What happens with a vaccine?
If a patient is vaccinated, he gets a vaccine under the skin or injected into the muscle or he swallows the drug. The vaccine contains the pathogens of dangerous diseases, such as influenza viruses, but not in concentrated form: it is mostly attenuated, non-viable germs in live vaccines or dead vaccines. In this active immunization, the antibodies of the vaccinee are activated. In passive immunization, the patient gets the antibodies for a particular pathogen injected. The antibodies on their part ensure that the immune system produces memory cells. If an infection occurs, the antibodies attach to the pathogens and render them harmless. Passive immunization usually only works for a few months. If patients have received the basic immunization immunizations, refreshing is enough every ten years.
Is skepticism about vaccination appropriate?
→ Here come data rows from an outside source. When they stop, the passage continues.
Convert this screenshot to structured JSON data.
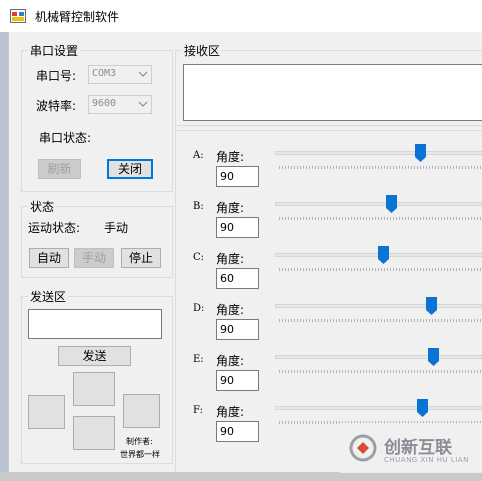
{
  "window": {
    "title": "机械臂控制软件"
  },
  "serial": {
    "legend": "串口设置",
    "port_label": "串口号:",
    "port_value": "COM3",
    "baud_label": "波特率:",
    "baud_value": "9600",
    "status_label": "串口状态:",
    "refresh_button": "刷新",
    "close_button": "关闭"
  },
  "state": {
    "legend": "状态",
    "motion_label": "运动状态:",
    "motion_value": "手动",
    "auto_button": "自动",
    "manual_button": "手动",
    "stop_button": "停止"
  },
  "send": {
    "legend": "发送区",
    "input_value": "",
    "send_button": "发送",
    "credit_line1": "制作者:",
    "credit_line2": "世界都一样"
  },
  "receive": {
    "legend": "接收区",
    "content": ""
  },
  "joints": [
    {
      "letter": "A:",
      "angle_label": "角度:",
      "value": "90",
      "slider_fraction": 0.7
    },
    {
      "letter": "B:",
      "angle_label": "角度:",
      "value": "90",
      "slider_fraction": 0.56
    },
    {
      "letter": "C:",
      "angle_label": "角度:",
      "value": "60",
      "slider_fraction": 0.52
    },
    {
      "letter": "D:",
      "angle_label": "角度:",
      "value": "90",
      "slider_fraction": 0.75
    },
    {
      "letter": "E:",
      "angle_label": "角度:",
      "value": "90",
      "slider_fraction": 0.76
    },
    {
      "letter": "F:",
      "angle_label": "角度:",
      "value": "90",
      "slider_fraction": 0.71
    }
  ],
  "watermark": {
    "text": "创新互联",
    "subtext": "CHUANG XIN HU LIAN"
  },
  "colors": {
    "accent": "#0078d7",
    "thumb": "#0a74d4",
    "watermark": "#9aa0a6"
  }
}
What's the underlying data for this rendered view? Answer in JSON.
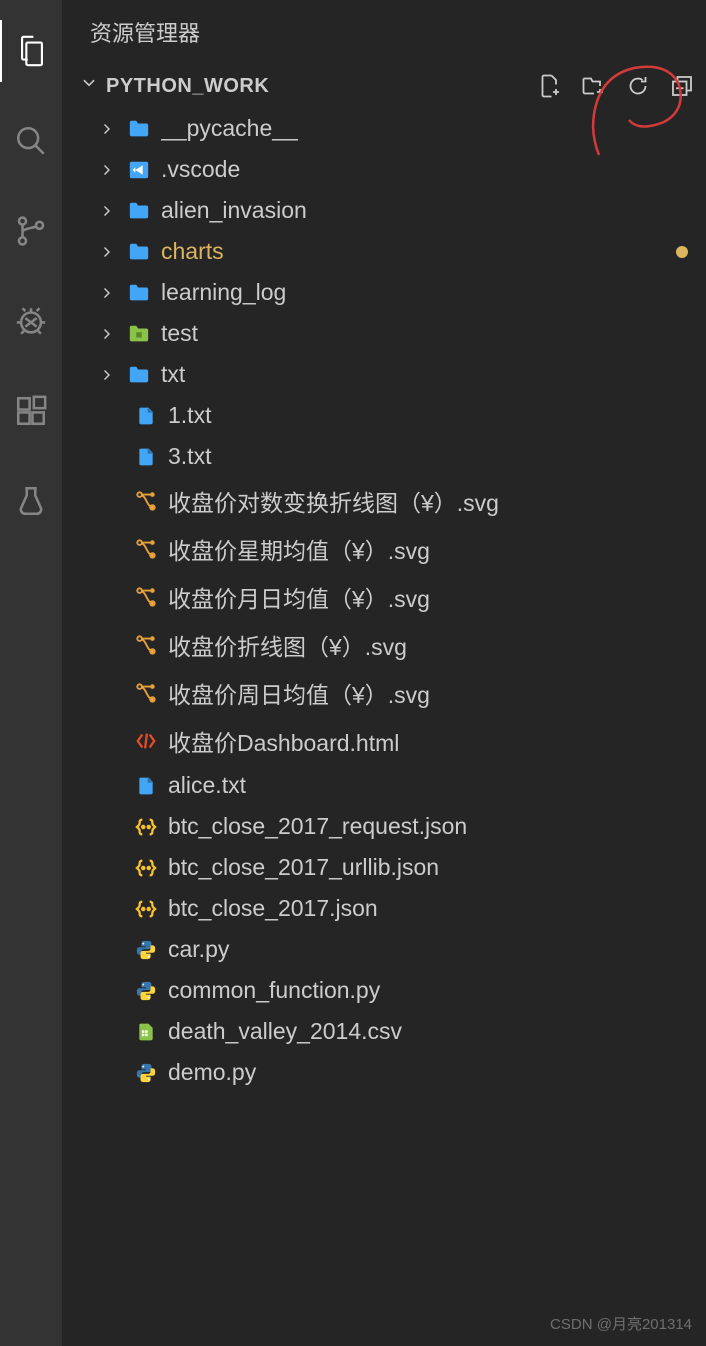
{
  "sidebar_title": "资源管理器",
  "project_name": "PYTHON_WORK",
  "watermark": "CSDN @月亮201314",
  "folders": [
    {
      "name": "__pycache__",
      "icon": "folder",
      "modified": false
    },
    {
      "name": ".vscode",
      "icon": "vscode",
      "modified": false
    },
    {
      "name": "alien_invasion",
      "icon": "folder",
      "modified": false
    },
    {
      "name": "charts",
      "icon": "folder",
      "modified": true
    },
    {
      "name": "learning_log",
      "icon": "folder",
      "modified": false
    },
    {
      "name": "test",
      "icon": "folder-green",
      "modified": false
    },
    {
      "name": "txt",
      "icon": "folder",
      "modified": false
    }
  ],
  "files": [
    {
      "name": "1.txt",
      "icon": "file-blue"
    },
    {
      "name": "3.txt",
      "icon": "file-blue"
    },
    {
      "name": "收盘价对数变换折线图（¥）.svg",
      "icon": "svg"
    },
    {
      "name": "收盘价星期均值（¥）.svg",
      "icon": "svg"
    },
    {
      "name": "收盘价月日均值（¥）.svg",
      "icon": "svg"
    },
    {
      "name": "收盘价折线图（¥）.svg",
      "icon": "svg"
    },
    {
      "name": "收盘价周日均值（¥）.svg",
      "icon": "svg"
    },
    {
      "name": "收盘价Dashboard.html",
      "icon": "html"
    },
    {
      "name": "alice.txt",
      "icon": "file-blue"
    },
    {
      "name": "btc_close_2017_request.json",
      "icon": "json"
    },
    {
      "name": "btc_close_2017_urllib.json",
      "icon": "json"
    },
    {
      "name": "btc_close_2017.json",
      "icon": "json"
    },
    {
      "name": "car.py",
      "icon": "py"
    },
    {
      "name": "common_function.py",
      "icon": "py"
    },
    {
      "name": "death_valley_2014.csv",
      "icon": "csv"
    },
    {
      "name": "demo.py",
      "icon": "py"
    }
  ]
}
Vaccination is necessary protection, vaccines are safe and well tolerated - and yet some people are skeptical. But: Vaccines are among the drugs that are probably best tested because the safety requirements are high. Keyword "side effects": In vaccinations, so-called vaccination reactions may occur, usually there are fever, redness or swelling at the injection site, which disappear after a short time. Worldwide vaccination programs helped protect millions of people from dangerous diseases. But just because many diseases such as measles, rubella, mumps have become rarer, the knowledge of the harmfulness of infections was lost. This can be clearly seen in low vaccination rates, especially in booster doses for diphtheria or tetanus.